* **EXERCISE INSTRUCTIONS**
The data below has to be returned exactly, down to the last character.
[Opening WORKING DATA section]
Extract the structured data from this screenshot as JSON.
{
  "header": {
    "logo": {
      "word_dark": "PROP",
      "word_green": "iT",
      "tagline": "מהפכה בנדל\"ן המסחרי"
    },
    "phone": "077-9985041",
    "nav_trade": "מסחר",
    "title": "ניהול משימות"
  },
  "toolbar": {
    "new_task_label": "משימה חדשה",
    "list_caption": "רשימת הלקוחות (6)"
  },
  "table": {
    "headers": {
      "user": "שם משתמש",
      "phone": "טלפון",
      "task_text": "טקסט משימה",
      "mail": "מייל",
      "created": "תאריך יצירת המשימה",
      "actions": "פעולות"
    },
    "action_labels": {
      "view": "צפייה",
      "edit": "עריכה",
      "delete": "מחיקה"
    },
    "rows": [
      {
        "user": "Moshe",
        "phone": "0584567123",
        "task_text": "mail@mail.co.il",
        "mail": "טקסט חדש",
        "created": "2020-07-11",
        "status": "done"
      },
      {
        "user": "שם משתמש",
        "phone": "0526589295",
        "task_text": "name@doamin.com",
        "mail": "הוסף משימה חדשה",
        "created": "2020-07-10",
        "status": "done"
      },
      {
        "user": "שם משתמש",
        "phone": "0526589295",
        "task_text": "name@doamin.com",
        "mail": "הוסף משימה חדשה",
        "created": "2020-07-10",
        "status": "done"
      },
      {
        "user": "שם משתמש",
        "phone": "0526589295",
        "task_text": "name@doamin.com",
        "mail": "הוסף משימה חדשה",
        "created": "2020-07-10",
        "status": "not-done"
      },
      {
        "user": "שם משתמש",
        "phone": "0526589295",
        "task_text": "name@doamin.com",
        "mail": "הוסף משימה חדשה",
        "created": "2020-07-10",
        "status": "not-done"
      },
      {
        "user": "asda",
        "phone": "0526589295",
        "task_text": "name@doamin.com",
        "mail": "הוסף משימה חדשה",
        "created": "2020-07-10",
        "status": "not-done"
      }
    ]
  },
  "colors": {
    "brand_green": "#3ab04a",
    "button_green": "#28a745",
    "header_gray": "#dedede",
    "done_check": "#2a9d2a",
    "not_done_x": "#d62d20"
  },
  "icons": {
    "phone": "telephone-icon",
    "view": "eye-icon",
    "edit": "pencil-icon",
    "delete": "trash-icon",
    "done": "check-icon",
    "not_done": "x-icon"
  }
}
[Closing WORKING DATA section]
* **RESPONSE**
Extract the structured data from this screenshot as JSON.
{
  "header": {
    "logo": {
      "word_dark": "PROP",
      "word_green": "iT",
      "tagline": "מהפכה בנדל\"ן המסחרי"
    },
    "phone": "077-9985041",
    "nav_trade": "מסחר",
    "title": "ניהול משימות"
  },
  "toolbar": {
    "new_task_label": "משימה חדשה",
    "list_caption": "רשימת הלקוחות (6)"
  },
  "table": {
    "headers": {
      "user": "שם משתמש",
      "phone": "טלפון",
      "task_text": "טקסט משימה",
      "mail": "מייל",
      "created": "תאריך יצירת המשימה",
      "actions": "פעולות"
    },
    "action_labels": {
      "view": "צפייה",
      "edit": "עריכה",
      "delete": "מחיקה"
    },
    "rows": [
      {
        "user": "Moshe",
        "phone": "0584567123",
        "task_text": "mail@mail.co.il",
        "mail": "טקסט חדש",
        "created": "2020-07-11",
        "status": "done"
      },
      {
        "user": "שם משתמש",
        "phone": "0526589295",
        "task_text": "name@doamin.com",
        "mail": "הוסף משימה חדשה",
        "created": "2020-07-10",
        "status": "done"
      },
      {
        "user": "שם משתמש",
        "phone": "0526589295",
        "task_text": "name@doamin.com",
        "mail": "הוסף משימה חדשה",
        "created": "2020-07-10",
        "status": "done"
      },
      {
        "user": "שם משתמש",
        "phone": "0526589295",
        "task_text": "name@doamin.com",
        "mail": "הוסף משימה חדשה",
        "created": "2020-07-10",
        "status": "not-done"
      },
      {
        "user": "שם משתמש",
        "phone": "0526589295",
        "task_text": "name@doamin.com",
        "mail": "הוסף משימה חדשה",
        "created": "2020-07-10",
        "status": "not-done"
      },
      {
        "user": "asda",
        "phone": "0526589295",
        "task_text": "name@doamin.com",
        "mail": "הוסף משימה חדשה",
        "created": "2020-07-10",
        "status": "not-done"
      }
    ]
  },
  "colors": {
    "brand_green": "#3ab04a",
    "button_green": "#28a745",
    "header_gray": "#dedede",
    "done_check": "#2a9d2a",
    "not_done_x": "#d62d20"
  },
  "icons": {
    "phone": "telephone-icon",
    "view": "eye-icon",
    "edit": "pencil-icon",
    "delete": "trash-icon",
    "done": "check-icon",
    "not_done": "x-icon"
  }
}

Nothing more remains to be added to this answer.